Look through the data below for the string "دستگاه", and copy every line where it turns up.
>>>>>
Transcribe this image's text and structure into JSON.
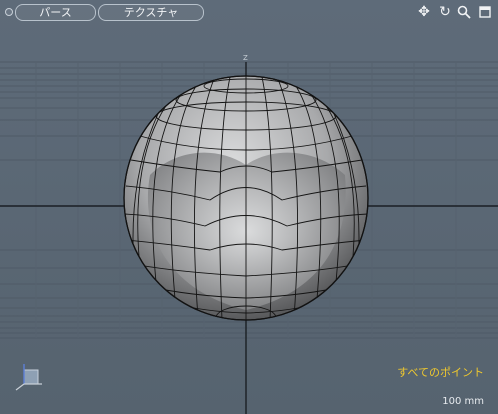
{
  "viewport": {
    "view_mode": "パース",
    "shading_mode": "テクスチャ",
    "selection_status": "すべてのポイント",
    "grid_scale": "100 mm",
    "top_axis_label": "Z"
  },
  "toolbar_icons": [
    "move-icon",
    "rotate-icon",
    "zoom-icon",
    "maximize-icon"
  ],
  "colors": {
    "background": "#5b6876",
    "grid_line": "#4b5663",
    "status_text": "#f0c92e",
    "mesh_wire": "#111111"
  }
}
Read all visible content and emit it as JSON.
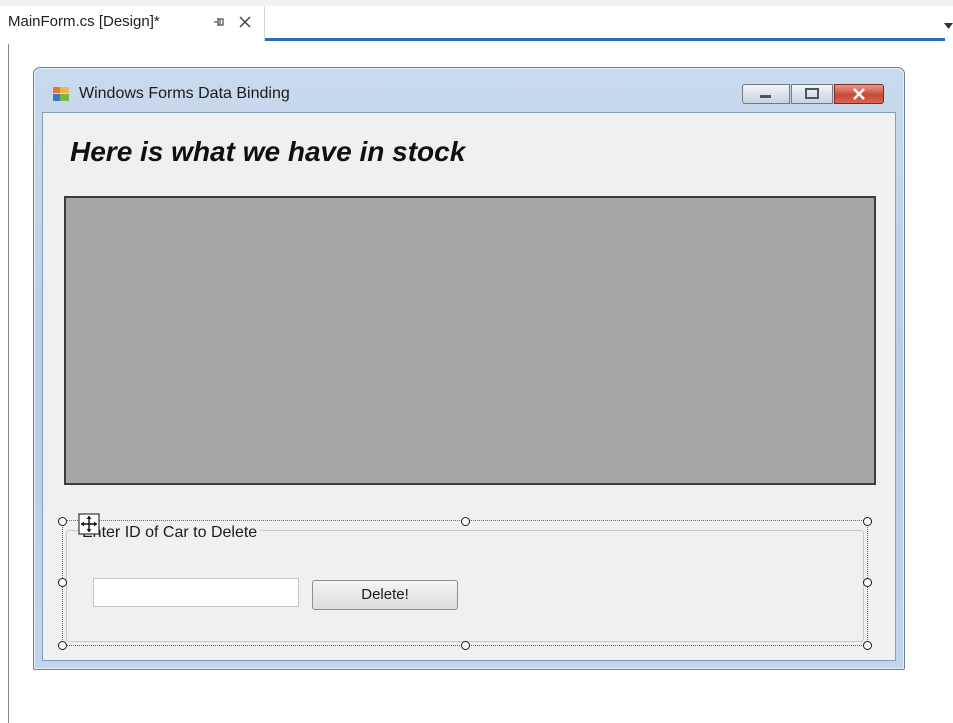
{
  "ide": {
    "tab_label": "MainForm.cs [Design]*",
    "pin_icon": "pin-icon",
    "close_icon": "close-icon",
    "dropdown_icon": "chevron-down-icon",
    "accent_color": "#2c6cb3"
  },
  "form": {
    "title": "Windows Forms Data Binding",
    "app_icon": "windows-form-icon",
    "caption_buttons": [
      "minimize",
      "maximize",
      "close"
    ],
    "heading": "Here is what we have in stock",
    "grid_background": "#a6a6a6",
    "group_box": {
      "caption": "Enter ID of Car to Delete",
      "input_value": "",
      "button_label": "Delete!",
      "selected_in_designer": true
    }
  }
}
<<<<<
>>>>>
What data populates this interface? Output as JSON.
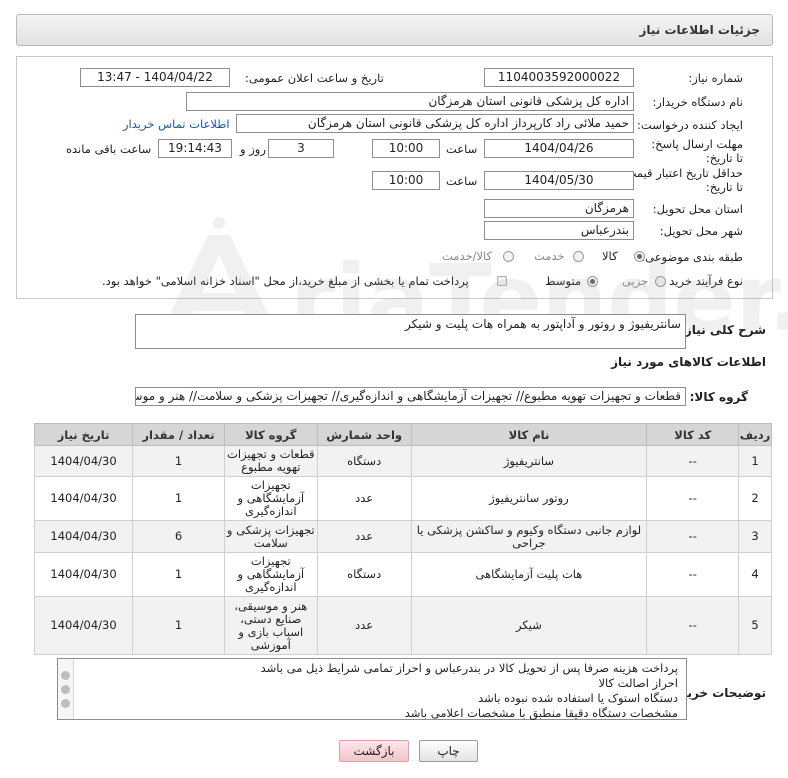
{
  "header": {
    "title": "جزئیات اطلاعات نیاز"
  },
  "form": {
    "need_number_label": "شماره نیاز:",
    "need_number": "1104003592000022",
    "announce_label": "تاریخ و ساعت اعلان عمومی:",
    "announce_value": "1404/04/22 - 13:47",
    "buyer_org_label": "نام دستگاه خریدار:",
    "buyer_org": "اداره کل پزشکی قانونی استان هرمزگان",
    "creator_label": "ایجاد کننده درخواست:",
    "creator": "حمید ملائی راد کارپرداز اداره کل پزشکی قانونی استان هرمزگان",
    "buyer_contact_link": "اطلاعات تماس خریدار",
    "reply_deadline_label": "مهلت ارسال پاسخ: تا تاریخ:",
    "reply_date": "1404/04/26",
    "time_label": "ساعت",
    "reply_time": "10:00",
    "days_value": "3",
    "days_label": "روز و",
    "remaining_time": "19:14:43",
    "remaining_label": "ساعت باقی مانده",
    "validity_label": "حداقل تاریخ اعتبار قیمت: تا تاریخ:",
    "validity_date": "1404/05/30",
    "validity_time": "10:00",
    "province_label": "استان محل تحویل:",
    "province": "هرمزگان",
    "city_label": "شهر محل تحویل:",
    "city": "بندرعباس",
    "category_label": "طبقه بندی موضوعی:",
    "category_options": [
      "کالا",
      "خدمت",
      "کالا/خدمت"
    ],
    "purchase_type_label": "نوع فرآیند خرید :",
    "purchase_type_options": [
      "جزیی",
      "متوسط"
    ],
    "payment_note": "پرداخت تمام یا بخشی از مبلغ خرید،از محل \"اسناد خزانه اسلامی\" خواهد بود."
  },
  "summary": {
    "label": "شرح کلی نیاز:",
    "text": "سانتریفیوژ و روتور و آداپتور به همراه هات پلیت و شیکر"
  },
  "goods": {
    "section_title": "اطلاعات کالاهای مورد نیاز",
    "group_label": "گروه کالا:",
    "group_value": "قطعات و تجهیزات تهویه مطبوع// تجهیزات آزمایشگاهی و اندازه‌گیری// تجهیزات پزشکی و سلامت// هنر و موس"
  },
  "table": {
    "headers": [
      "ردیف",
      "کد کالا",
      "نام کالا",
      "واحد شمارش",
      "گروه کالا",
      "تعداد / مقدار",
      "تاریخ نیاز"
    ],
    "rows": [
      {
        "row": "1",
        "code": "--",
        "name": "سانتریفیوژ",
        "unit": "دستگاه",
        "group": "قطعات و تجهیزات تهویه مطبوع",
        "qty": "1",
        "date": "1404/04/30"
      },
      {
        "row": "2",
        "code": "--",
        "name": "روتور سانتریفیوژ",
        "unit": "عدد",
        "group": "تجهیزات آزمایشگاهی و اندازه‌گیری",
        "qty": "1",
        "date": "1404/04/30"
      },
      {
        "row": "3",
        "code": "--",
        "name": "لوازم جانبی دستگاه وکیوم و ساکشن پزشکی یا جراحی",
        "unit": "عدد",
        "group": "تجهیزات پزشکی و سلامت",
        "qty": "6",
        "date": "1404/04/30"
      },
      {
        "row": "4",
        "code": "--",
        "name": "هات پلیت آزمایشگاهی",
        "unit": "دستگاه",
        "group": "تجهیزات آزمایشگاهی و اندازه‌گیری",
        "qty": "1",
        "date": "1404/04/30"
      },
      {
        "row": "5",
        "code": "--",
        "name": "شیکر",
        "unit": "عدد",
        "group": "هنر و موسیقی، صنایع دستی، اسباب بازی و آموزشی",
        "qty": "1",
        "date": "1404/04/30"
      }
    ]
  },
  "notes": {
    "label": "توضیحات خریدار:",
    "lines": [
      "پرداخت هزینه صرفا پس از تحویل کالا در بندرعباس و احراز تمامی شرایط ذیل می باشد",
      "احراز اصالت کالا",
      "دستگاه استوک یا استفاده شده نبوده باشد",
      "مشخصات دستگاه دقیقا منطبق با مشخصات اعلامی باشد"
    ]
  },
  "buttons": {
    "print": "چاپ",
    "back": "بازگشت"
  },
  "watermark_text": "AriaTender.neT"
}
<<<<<
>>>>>
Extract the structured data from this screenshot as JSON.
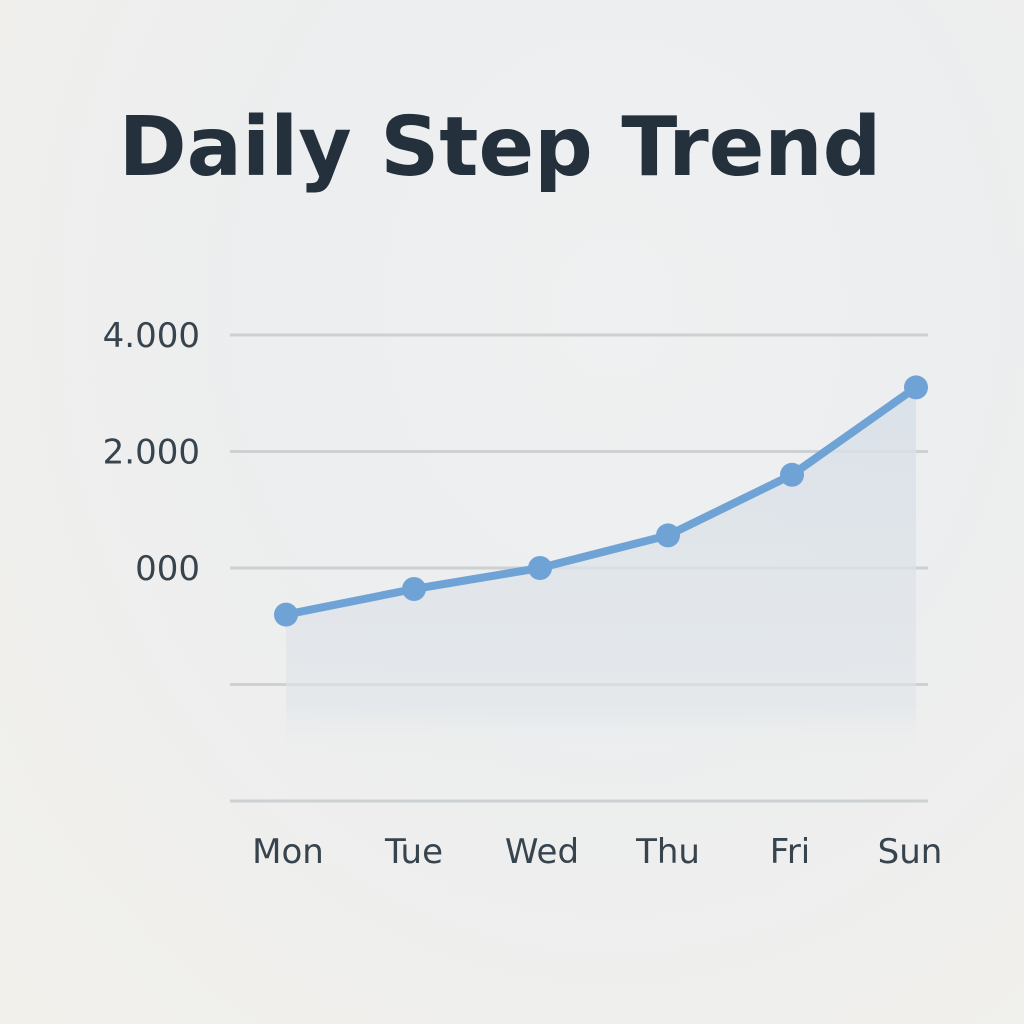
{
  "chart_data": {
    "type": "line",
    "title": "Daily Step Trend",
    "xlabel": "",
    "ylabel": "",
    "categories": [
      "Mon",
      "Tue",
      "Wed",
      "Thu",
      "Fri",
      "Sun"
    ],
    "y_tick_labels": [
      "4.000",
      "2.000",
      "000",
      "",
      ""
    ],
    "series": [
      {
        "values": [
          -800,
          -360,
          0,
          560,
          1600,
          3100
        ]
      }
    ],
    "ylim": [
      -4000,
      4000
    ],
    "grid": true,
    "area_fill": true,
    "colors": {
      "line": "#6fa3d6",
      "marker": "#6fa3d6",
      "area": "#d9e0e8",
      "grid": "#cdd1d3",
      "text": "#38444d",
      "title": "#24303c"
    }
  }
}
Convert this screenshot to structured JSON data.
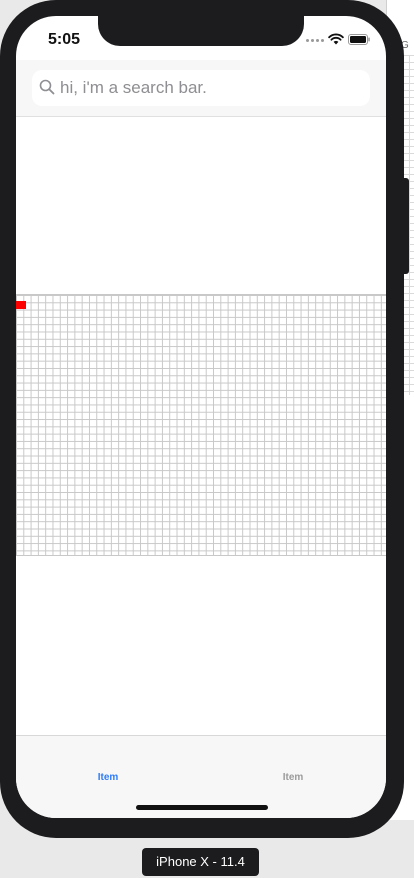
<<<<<
§ **ANSWER**
    "buyer_org_label": "نام دستگاه خریدار:",
        "unit": "دستگاه",
        "name": "لوازم جانبی دستگاه وکیوم و ساکشن پزشکی یا جراحی",
        "unit": "دستگاه",
      "دستگاه استوک یا استفاده شده نبوده باشد",
      "مشخصات دستگاه دقیقا منطبق با مشخصات اعلامی باشد"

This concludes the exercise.